The court gives France three months to fulfill its commitments on climate change

In a decision that the campaigns hailed as “historic”, France’s Supreme Administrative Court on Thursday gave the government a three-month deadline to show that it is taking action to meet its commitments on climate change.

The French government, which mediated the Paris Agreement on Climate Change in 2015, was drawn before the Prime Minister by Grande-Synthe, a low-lying northern coastal city that is particularly vulnerable to the effects of climate change.

The Council, which regulates public policy disputes, noted that “while France has committed itself to reducing its emissions by 40% by 2030 compared to 1990 levels, in recent years it has regularly exceeded the” carbon budgets “it had set.”

It also noted that in a decree in April, the government of President Emmanuel Macron had postponed much of the post-2020 reduction efforts.

Despite Macron’s 2017 headline promising to “make our planet big again” – a sweep against climate-denying US President Donald Trump who promised to “make America big again” – France is far from fulfilling its commitments under the 2015 treaty.

Before announcing a final decision on the matter, the government gave the government three months to justify “how its refusal to take further action is consistent with respect for the path of reduction chosen to achieve the targets set for 2030.”

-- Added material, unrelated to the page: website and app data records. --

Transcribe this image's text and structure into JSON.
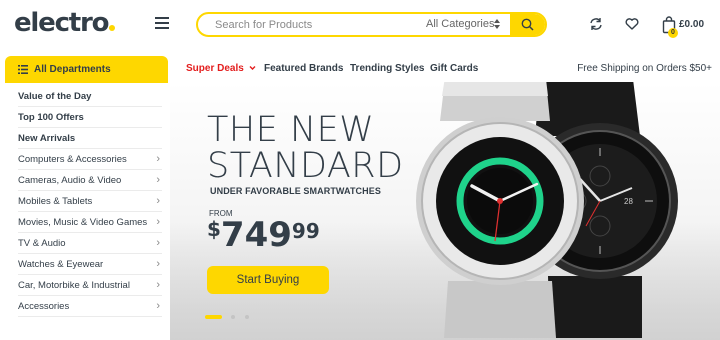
{
  "header": {
    "logo": "electro",
    "search_placeholder": "Search for Products",
    "categories_label": "All Categories",
    "cart_count": "0",
    "cart_total": "£0.00"
  },
  "nav": {
    "departments_label": "All Departments",
    "links": [
      "Super Deals",
      "Featured Brands",
      "Trending Styles",
      "Gift Cards"
    ],
    "shipping": "Free Shipping on Orders $50+"
  },
  "sidebar": {
    "items": [
      {
        "label": "Value of the Day"
      },
      {
        "label": "Top 100 Offers"
      },
      {
        "label": "New Arrivals"
      },
      {
        "label": "Computers & Accessories"
      },
      {
        "label": "Cameras, Audio & Video"
      },
      {
        "label": "Mobiles & Tablets"
      },
      {
        "label": "Movies, Music & Video Games"
      },
      {
        "label": "TV & Audio"
      },
      {
        "label": "Watches & Eyewear"
      },
      {
        "label": "Car, Motorbike & Industrial"
      },
      {
        "label": "Accessories"
      }
    ]
  },
  "hero": {
    "title_line1": "THE NEW",
    "title_line2": "STANDARD",
    "subtitle": "UNDER FAVORABLE SMARTWATCHES",
    "from_label": "FROM",
    "price_currency": "$",
    "price_whole": "749",
    "price_cents": "99",
    "button": "Start Buying",
    "watch_face_label": "28",
    "slides_total": 3,
    "active_slide": 1
  },
  "colors": {
    "accent": "#fed700",
    "text": "#333e48",
    "deal_red": "#e31d1d",
    "watch_ring": "#1fd38b"
  }
}
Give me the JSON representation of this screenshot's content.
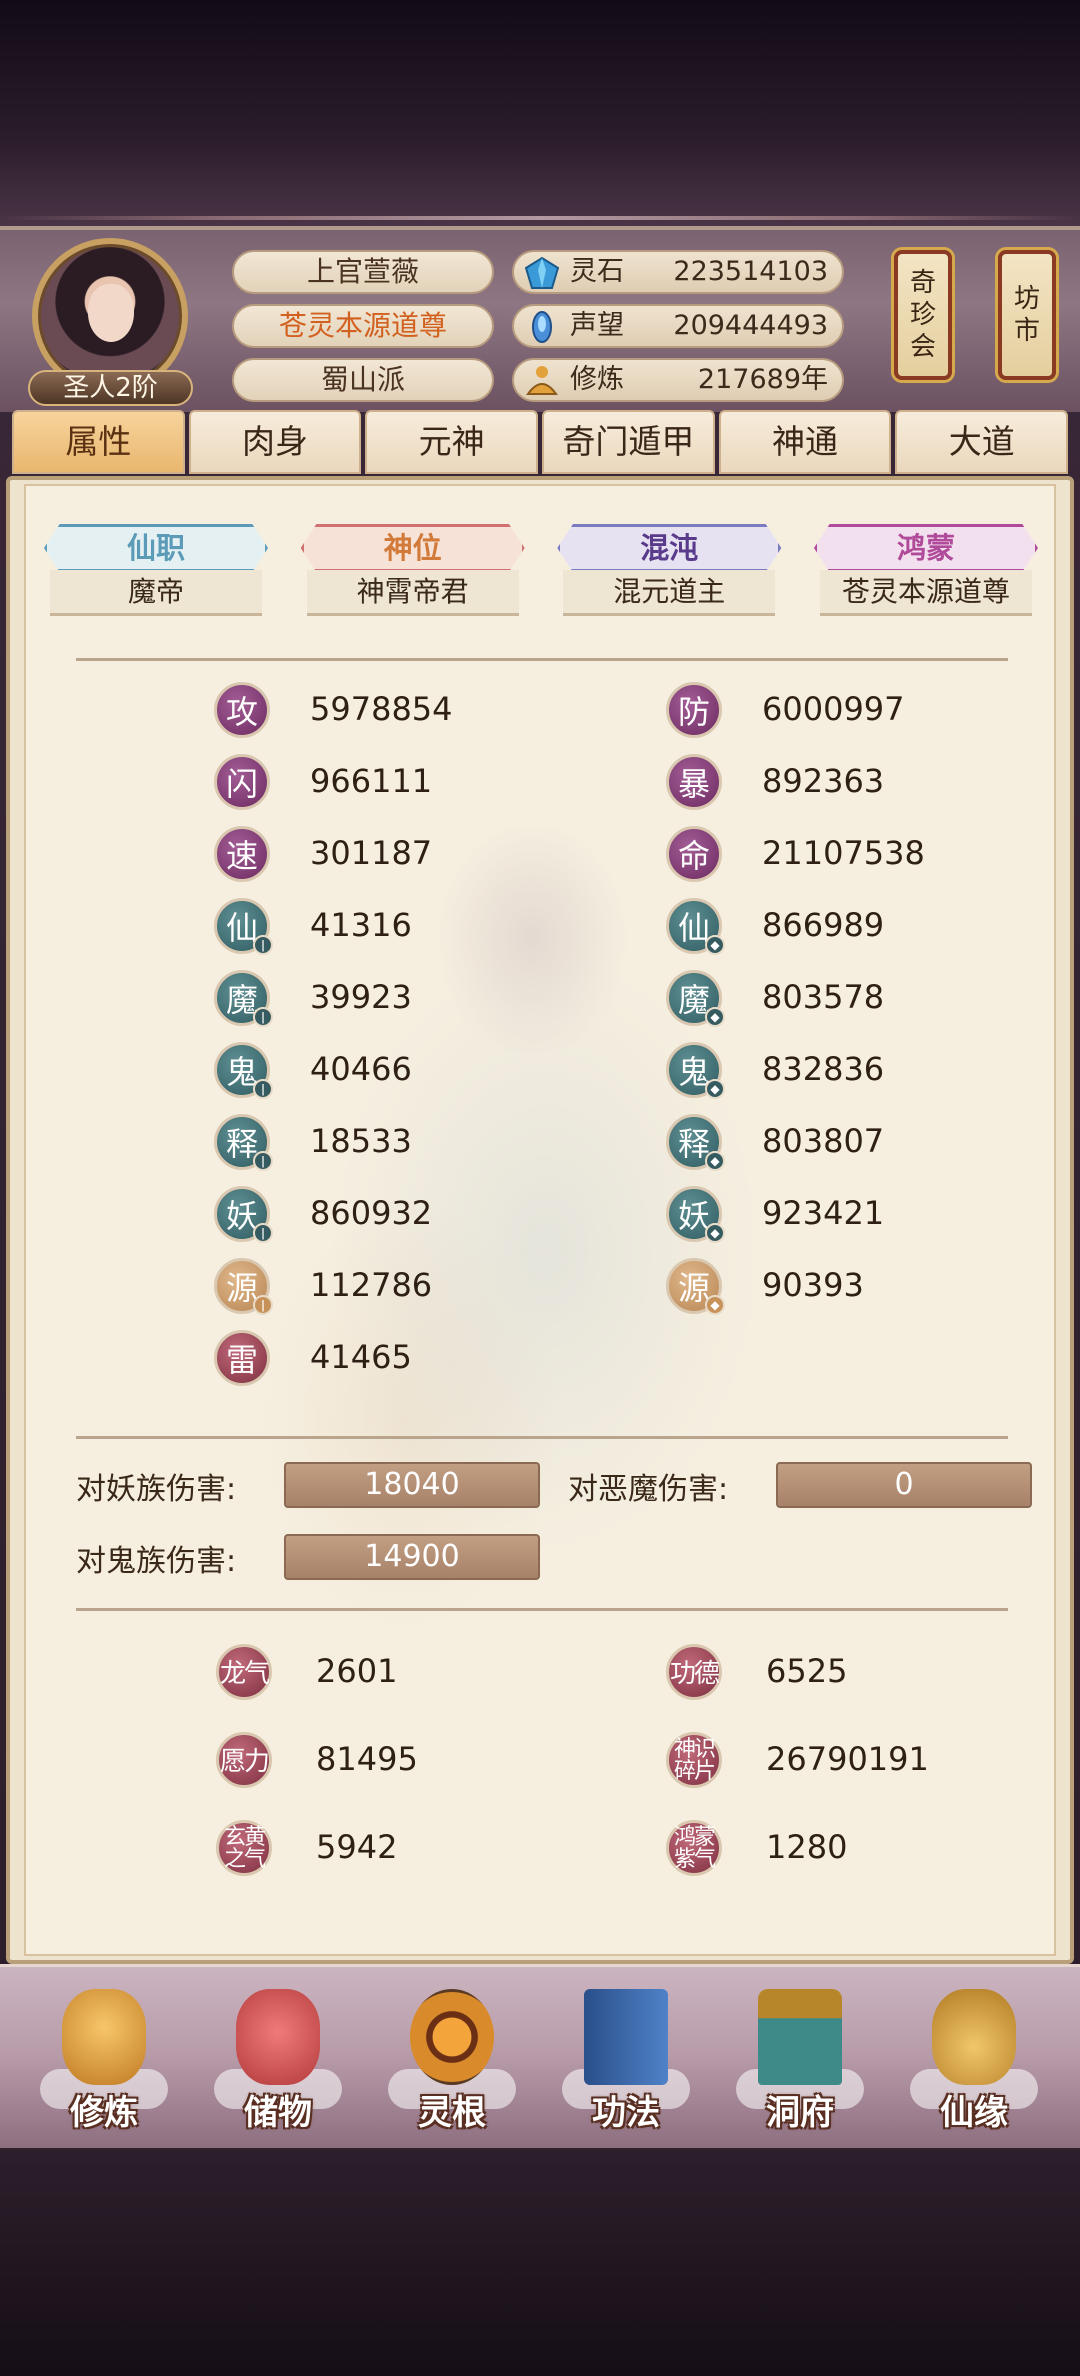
{
  "player": {
    "rank": "圣人2阶",
    "name": "上官萱薇",
    "title": "苍灵本源道尊",
    "sect": "蜀山派"
  },
  "resources": [
    {
      "label": "灵石",
      "value": "223514103",
      "icon": "spirit-stone-icon"
    },
    {
      "label": "声望",
      "value": "209444493",
      "icon": "prestige-icon"
    },
    {
      "label": "修炼",
      "value": "217689年",
      "icon": "cultivation-icon"
    }
  ],
  "side_buttons": {
    "treasure": "奇珍会",
    "market": "坊市"
  },
  "tabs": [
    "属性",
    "肉身",
    "元神",
    "奇门遁甲",
    "神通",
    "大道"
  ],
  "active_tab": "属性",
  "ranks": [
    {
      "title": "仙职",
      "value": "魔帝",
      "color": "#5b9bb8"
    },
    {
      "title": "神位",
      "value": "神霄帝君",
      "color": "#d27a3a"
    },
    {
      "title": "混沌",
      "value": "混元道主",
      "color": "#6a4a9a"
    },
    {
      "title": "鸿蒙",
      "value": "苍灵本源道尊",
      "color": "#b04a9a"
    }
  ],
  "stats_left": [
    {
      "glyph": "攻",
      "value": "5978854"
    },
    {
      "glyph": "闪",
      "value": "966111"
    },
    {
      "glyph": "速",
      "value": "301187"
    },
    {
      "glyph": "仙",
      "value": "41316"
    },
    {
      "glyph": "魔",
      "value": "39923"
    },
    {
      "glyph": "鬼",
      "value": "40466"
    },
    {
      "glyph": "释",
      "value": "18533"
    },
    {
      "glyph": "妖",
      "value": "860932"
    },
    {
      "glyph": "源",
      "value": "112786"
    },
    {
      "glyph": "雷",
      "value": "41465"
    }
  ],
  "stats_right": [
    {
      "glyph": "防",
      "value": "6000997"
    },
    {
      "glyph": "暴",
      "value": "892363"
    },
    {
      "glyph": "命",
      "value": "21107538"
    },
    {
      "glyph": "仙",
      "value": "866989"
    },
    {
      "glyph": "魔",
      "value": "803578"
    },
    {
      "glyph": "鬼",
      "value": "832836"
    },
    {
      "glyph": "释",
      "value": "803807"
    },
    {
      "glyph": "妖",
      "value": "923421"
    },
    {
      "glyph": "源",
      "value": "90393"
    }
  ],
  "damage": {
    "demon_beast_label": "对妖族伤害:",
    "demon_beast_value": "18040",
    "evil_demon_label": "对恶魔伤害:",
    "evil_demon_value": "0",
    "ghost_label": "对鬼族伤害:",
    "ghost_value": "14900"
  },
  "misc": [
    {
      "glyph": "龙气",
      "value": "2601"
    },
    {
      "glyph": "功德",
      "value": "6525"
    },
    {
      "glyph": "愿力",
      "value": "81495"
    },
    {
      "glyph": "神识碎片",
      "value": "26790191"
    },
    {
      "glyph": "玄黄之气",
      "value": "5942"
    },
    {
      "glyph": "鸿蒙紫气",
      "value": "1280"
    }
  ],
  "bottom_nav": [
    {
      "label": "修炼",
      "icon": "meditating-monk-icon"
    },
    {
      "label": "储物",
      "icon": "storage-bag-icon"
    },
    {
      "label": "灵根",
      "icon": "spirit-root-icon"
    },
    {
      "label": "功法",
      "icon": "technique-book-icon"
    },
    {
      "label": "洞府",
      "icon": "cave-dwelling-icon"
    },
    {
      "label": "仙缘",
      "icon": "fortune-gourd-icon"
    }
  ]
}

Corinne Lepage, lawyer for the city of Grande Synthe, hailed the decision as “historic”.

The ruling means that “politics must be more than pleasant commitments on paper,” she said.

In January 2019, the then green mayor of Grande-Synthe, Damien Careme, highlighted the Prime Minister on what he called the government’s climate climate ‘.

Careme said his city of 23,000 people, built on land recycled from the sea, was at risk of being flooded by rising sea levels.

The fall of the city was supported by the cities of Paris and Grenoble, as well as several NGOs, including Oxfam France and Greenpeace France.

The case is the latest in a series of climate campaigns against governments around the world.

In an unusual move before the court, the Prime Minister published his decision in both English and French, which reflects the global interest in the issue.